A robust and heavy example, crafted with care.
Built around an imported blade, with a human head shaped pommel.
Silk horse mask from the Xianbei ruled dynasty which ruled northern China from 386 to 534 A.D.

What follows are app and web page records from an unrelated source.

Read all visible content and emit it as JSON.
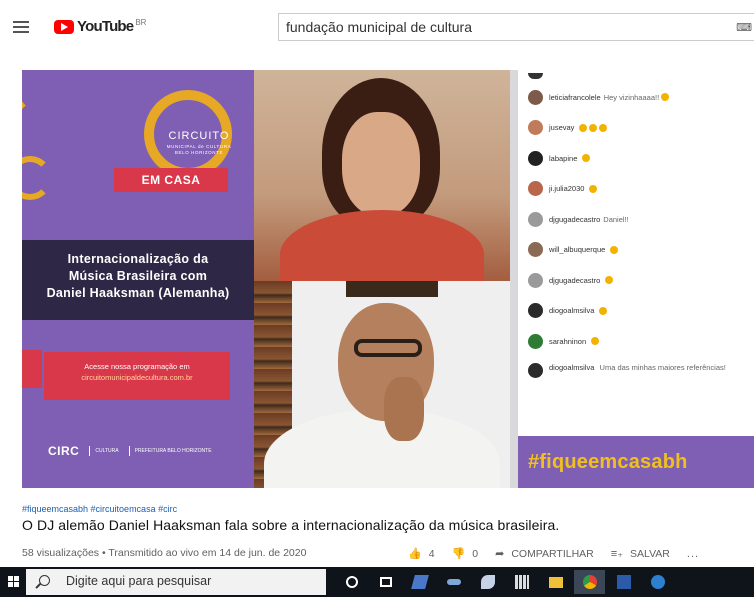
{
  "header": {
    "logo_text": "YouTube",
    "country": "BR",
    "search_value": "fundação municipal de cultura"
  },
  "video": {
    "poster": {
      "circ_title": "CIRCUITO",
      "circ_sub": "MUNICIPAL de CULTURA BELO HORIZONTE",
      "em_casa": "EM CASA",
      "band_line1": "Internacionalização da",
      "band_line2": "Música Brasileira com",
      "band_line3": "Daniel Haaksman (Alemanha)",
      "prog_line1": "Acesse nossa programação em",
      "prog_url": "circuitomunicipaldecultura.com.br",
      "footer_circ": "CIRC",
      "footer_logo2": "CULTURA",
      "footer_logo3": "PREFEITURA BELO HORIZONTE"
    },
    "chat": [
      {
        "name": "leticiafrancolele",
        "msg": "Hey vizinhaaaa!!",
        "avatar_color": "#7d5a4a"
      },
      {
        "name": "jusevay",
        "msg": "",
        "avatar_color": "#c07b5a"
      },
      {
        "name": "labapine",
        "msg": "",
        "avatar_color": "#222222"
      },
      {
        "name": "ji.julia2030",
        "msg": "",
        "avatar_color": "#b9664a"
      },
      {
        "name": "djgugadecastro",
        "msg": "Daniel!!",
        "avatar_color": "#9a9a9a"
      },
      {
        "name": "will_albuquerque",
        "msg": "",
        "avatar_color": "#8a6a52"
      },
      {
        "name": "djgugadecastro",
        "msg": "",
        "avatar_color": "#9a9a9a"
      },
      {
        "name": "diogoalmsilva",
        "msg": "",
        "avatar_color": "#2b2b2b"
      },
      {
        "name": "sarahninon",
        "msg": "",
        "avatar_color": "#2f7a35"
      },
      {
        "name": "diogoalmsilva",
        "msg": "Uma das minhas maiores referências!",
        "avatar_color": "#2b2b2b"
      }
    ],
    "hashtag": "#fiqueemcasabh"
  },
  "info": {
    "tags": "#fiqueemcasabh #circuitoemcasa #circ",
    "title": "O DJ alemão Daniel Haaksman fala sobre a internacionalização da música brasileira.",
    "meta": "58 visualizações • Transmitido ao vivo em 14 de jun. de 2020",
    "likes": "4",
    "dislikes": "0",
    "share": "COMPARTILHAR",
    "save": "SALVAR",
    "more": "..."
  },
  "taskbar": {
    "search_placeholder": "Digite aqui para pesquisar",
    "icons": [
      "cortana-icon",
      "task-view-icon",
      "app-icon",
      "app-icon",
      "app-icon",
      "calculator-icon",
      "file-explorer-icon",
      "chrome-icon",
      "word-icon",
      "edge-icon"
    ]
  },
  "colors": {
    "poster_purple": "#7f5fb3",
    "accent_yellow": "#e6a825",
    "accent_red": "#d8384a",
    "youtube_red": "#ff0000"
  }
}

A standard pattern Qing military saber, but with the rare addition of a label in Manchu.